Retrieve each line that contains the word "monogram" from the entries below.

•••

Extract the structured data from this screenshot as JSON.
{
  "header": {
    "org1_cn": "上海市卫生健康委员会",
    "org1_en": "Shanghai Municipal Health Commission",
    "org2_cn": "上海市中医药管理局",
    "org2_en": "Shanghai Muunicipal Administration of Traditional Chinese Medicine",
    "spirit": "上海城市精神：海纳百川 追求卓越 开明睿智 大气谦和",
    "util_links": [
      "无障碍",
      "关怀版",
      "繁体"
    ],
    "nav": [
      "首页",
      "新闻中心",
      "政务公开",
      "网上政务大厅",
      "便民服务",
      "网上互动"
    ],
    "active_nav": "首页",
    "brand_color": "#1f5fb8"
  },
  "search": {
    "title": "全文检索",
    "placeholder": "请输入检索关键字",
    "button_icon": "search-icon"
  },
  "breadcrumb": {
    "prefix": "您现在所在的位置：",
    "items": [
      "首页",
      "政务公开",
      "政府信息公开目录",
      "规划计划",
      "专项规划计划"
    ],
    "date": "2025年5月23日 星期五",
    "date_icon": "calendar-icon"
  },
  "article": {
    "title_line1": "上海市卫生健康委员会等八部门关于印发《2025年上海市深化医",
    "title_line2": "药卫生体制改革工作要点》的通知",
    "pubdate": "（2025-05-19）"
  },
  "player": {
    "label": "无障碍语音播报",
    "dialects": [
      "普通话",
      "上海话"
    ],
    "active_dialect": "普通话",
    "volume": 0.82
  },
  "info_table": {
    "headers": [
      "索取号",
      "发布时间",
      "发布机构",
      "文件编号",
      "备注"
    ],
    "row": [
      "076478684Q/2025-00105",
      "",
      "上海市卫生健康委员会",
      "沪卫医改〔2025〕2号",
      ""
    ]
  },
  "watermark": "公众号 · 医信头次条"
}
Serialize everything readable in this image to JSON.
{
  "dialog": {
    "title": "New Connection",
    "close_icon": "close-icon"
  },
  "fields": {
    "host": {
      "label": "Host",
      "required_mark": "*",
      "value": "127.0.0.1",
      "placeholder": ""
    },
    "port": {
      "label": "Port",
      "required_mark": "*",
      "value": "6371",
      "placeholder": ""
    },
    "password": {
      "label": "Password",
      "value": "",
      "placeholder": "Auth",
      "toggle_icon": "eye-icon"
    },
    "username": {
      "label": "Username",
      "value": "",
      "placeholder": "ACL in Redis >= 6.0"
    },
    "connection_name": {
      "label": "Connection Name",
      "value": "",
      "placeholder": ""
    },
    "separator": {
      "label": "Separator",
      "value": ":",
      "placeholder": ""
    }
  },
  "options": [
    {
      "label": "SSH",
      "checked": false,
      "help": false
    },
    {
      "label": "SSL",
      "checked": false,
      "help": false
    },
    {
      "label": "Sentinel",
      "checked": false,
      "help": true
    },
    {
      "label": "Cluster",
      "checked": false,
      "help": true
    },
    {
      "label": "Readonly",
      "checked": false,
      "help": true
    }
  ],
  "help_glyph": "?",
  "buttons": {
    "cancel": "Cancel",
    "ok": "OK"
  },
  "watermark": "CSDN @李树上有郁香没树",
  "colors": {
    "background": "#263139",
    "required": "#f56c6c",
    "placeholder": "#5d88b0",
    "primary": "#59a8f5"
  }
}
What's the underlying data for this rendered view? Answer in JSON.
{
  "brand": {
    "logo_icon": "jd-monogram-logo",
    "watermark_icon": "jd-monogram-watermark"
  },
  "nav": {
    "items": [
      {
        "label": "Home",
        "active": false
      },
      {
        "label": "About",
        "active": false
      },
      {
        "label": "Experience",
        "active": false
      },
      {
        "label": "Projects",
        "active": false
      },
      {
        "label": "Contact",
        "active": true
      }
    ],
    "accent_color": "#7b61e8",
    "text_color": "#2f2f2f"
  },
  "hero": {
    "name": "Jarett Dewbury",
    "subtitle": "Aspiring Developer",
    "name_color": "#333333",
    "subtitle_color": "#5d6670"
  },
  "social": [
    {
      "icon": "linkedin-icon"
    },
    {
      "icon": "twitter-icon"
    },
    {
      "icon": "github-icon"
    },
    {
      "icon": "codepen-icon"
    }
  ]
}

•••

ANSWER SPACE:
    "logo_icon": "jd-monogram-logo",
    "watermark_icon": "jd-monogram-watermark"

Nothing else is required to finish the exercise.